(Data about app and page elements)
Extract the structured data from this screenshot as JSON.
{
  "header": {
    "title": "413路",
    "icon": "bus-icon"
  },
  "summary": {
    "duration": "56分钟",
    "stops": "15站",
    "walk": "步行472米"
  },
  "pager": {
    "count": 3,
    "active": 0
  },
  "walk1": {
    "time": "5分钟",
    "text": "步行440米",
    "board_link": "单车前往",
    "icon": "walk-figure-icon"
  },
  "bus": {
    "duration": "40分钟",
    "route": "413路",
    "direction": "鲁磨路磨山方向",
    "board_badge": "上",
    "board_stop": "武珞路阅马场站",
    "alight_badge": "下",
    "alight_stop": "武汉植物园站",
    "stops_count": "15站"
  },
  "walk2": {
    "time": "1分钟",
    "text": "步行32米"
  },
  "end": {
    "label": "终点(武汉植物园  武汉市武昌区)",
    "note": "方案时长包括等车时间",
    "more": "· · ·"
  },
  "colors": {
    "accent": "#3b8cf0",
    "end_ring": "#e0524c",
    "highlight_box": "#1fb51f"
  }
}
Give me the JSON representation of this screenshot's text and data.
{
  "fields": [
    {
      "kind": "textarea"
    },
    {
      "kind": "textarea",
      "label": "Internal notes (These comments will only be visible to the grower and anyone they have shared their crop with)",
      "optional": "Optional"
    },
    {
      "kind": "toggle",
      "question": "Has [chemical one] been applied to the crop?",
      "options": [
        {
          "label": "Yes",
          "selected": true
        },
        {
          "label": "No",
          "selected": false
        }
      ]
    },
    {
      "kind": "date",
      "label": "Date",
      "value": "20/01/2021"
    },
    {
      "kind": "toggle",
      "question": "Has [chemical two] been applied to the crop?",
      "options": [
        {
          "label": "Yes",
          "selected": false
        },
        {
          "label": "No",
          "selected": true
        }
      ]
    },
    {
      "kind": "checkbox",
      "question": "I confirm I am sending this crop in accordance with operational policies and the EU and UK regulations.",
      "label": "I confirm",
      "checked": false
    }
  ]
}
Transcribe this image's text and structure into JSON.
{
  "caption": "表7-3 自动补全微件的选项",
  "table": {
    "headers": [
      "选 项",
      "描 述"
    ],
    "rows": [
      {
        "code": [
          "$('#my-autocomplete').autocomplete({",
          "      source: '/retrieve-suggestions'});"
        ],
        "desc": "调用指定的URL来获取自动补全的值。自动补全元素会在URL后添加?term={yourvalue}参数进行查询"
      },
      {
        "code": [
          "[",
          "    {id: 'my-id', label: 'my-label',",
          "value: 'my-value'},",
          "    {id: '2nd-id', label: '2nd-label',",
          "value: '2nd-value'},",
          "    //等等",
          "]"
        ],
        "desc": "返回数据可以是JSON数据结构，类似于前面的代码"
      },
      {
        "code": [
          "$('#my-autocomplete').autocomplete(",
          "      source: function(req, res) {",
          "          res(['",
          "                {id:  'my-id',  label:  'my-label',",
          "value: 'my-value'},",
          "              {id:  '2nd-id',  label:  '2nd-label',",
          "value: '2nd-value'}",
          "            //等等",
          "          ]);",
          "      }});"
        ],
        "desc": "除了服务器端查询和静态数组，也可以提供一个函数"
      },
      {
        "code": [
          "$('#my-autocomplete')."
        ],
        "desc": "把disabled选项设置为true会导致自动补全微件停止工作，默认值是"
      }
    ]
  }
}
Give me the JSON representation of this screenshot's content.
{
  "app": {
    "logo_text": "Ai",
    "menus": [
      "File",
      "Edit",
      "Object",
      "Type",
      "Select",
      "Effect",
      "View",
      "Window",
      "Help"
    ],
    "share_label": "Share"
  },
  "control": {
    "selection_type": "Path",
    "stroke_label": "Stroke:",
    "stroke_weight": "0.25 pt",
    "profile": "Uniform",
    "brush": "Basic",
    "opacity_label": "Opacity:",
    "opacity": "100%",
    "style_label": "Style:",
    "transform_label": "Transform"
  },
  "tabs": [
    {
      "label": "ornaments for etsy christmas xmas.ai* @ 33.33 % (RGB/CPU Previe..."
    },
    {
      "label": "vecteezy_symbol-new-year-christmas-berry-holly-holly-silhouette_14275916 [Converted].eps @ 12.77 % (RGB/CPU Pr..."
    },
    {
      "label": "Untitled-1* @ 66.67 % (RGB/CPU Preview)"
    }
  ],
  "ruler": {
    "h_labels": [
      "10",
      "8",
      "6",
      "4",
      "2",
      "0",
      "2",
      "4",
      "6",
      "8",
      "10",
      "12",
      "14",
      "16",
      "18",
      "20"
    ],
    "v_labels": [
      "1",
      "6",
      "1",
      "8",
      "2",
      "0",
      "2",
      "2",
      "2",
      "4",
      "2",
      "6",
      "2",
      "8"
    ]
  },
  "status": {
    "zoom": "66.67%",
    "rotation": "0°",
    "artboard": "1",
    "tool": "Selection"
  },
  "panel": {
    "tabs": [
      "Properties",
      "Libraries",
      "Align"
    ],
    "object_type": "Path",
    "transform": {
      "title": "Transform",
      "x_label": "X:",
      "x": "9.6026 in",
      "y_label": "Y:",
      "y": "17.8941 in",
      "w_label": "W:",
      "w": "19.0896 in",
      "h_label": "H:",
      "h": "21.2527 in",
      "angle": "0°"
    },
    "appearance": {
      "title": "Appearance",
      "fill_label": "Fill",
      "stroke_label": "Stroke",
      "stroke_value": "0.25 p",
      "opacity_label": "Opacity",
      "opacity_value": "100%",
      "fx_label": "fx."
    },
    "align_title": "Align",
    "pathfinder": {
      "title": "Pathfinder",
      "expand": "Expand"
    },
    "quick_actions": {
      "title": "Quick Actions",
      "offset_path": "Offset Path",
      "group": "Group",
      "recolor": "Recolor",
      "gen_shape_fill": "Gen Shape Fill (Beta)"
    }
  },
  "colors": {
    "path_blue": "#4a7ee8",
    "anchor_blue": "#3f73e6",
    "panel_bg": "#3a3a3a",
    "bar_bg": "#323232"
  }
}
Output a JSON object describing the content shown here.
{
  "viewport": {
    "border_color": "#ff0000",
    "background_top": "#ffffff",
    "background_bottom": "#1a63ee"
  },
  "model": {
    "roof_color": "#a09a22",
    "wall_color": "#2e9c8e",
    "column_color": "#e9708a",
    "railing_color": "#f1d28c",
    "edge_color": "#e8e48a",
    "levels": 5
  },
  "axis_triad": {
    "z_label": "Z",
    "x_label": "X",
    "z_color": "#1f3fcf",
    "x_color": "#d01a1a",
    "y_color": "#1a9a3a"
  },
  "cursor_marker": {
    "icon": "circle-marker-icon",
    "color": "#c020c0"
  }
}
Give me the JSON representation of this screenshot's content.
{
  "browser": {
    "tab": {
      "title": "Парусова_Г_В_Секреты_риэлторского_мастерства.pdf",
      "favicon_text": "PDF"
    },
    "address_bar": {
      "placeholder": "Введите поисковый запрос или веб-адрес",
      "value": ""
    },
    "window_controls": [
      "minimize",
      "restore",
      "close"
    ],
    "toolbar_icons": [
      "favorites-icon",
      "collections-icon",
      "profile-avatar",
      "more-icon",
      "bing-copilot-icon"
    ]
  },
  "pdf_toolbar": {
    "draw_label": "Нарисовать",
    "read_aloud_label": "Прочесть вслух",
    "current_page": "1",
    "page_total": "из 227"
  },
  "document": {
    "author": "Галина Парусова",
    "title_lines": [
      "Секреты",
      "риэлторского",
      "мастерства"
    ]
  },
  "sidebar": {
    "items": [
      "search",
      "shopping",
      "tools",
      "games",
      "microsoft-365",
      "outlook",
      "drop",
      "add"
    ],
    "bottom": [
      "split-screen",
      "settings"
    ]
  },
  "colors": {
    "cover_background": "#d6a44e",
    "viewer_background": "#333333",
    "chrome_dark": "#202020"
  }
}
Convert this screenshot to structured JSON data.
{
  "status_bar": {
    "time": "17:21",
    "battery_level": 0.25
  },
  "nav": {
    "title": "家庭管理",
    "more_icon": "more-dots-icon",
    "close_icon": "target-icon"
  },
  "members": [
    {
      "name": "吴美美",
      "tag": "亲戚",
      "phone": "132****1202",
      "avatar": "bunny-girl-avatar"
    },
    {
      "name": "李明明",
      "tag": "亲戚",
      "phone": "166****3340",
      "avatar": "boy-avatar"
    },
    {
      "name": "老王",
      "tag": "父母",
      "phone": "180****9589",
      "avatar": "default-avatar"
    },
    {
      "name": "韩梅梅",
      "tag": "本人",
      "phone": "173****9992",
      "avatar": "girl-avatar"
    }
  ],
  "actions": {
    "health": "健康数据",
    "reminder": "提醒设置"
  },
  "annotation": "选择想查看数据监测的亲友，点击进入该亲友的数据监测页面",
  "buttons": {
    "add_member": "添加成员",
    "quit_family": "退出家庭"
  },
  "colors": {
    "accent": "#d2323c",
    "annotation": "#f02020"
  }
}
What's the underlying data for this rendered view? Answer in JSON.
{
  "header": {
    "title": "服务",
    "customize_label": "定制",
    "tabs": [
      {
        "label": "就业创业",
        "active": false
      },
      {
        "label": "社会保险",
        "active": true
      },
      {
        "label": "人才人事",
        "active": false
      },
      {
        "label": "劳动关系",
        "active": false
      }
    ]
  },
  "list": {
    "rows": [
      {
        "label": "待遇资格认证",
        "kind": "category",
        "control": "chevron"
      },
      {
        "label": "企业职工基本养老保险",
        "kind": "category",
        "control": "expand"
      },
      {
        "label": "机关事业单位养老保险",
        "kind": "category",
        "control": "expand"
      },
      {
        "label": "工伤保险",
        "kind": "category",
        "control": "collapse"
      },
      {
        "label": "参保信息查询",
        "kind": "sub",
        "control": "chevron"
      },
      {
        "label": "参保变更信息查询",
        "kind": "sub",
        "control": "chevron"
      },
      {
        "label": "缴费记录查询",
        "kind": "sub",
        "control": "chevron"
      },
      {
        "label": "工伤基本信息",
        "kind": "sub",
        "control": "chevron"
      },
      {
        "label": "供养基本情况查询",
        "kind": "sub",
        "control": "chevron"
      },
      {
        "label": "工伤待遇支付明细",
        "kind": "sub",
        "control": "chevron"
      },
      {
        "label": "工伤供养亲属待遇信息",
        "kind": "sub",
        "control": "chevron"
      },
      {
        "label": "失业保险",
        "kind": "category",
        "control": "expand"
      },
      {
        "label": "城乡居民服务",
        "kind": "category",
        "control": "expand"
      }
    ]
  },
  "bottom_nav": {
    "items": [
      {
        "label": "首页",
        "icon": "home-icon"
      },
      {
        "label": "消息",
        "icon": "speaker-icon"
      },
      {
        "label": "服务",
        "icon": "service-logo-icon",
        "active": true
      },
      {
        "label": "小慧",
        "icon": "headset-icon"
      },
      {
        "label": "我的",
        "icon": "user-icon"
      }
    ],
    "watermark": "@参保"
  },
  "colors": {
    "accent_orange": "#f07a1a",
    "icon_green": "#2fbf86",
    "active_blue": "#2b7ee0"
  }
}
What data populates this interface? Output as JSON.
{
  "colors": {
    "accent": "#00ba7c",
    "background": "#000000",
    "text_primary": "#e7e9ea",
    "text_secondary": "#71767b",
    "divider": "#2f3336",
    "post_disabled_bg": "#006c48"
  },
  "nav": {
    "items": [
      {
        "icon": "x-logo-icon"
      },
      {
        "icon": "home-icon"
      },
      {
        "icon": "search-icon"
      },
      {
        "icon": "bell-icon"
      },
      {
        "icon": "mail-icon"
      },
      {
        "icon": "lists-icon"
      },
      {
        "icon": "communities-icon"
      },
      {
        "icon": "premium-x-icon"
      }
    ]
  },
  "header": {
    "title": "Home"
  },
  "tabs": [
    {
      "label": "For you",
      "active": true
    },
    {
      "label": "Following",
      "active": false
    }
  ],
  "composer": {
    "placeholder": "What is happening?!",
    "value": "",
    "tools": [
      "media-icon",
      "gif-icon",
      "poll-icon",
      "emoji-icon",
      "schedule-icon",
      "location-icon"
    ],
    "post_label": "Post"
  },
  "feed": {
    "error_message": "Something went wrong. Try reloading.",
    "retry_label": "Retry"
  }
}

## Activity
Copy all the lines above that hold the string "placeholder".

## Output below
      "placeholder": "Введите поисковый запрос или веб-адрес",
    "placeholder": "What is happening?!",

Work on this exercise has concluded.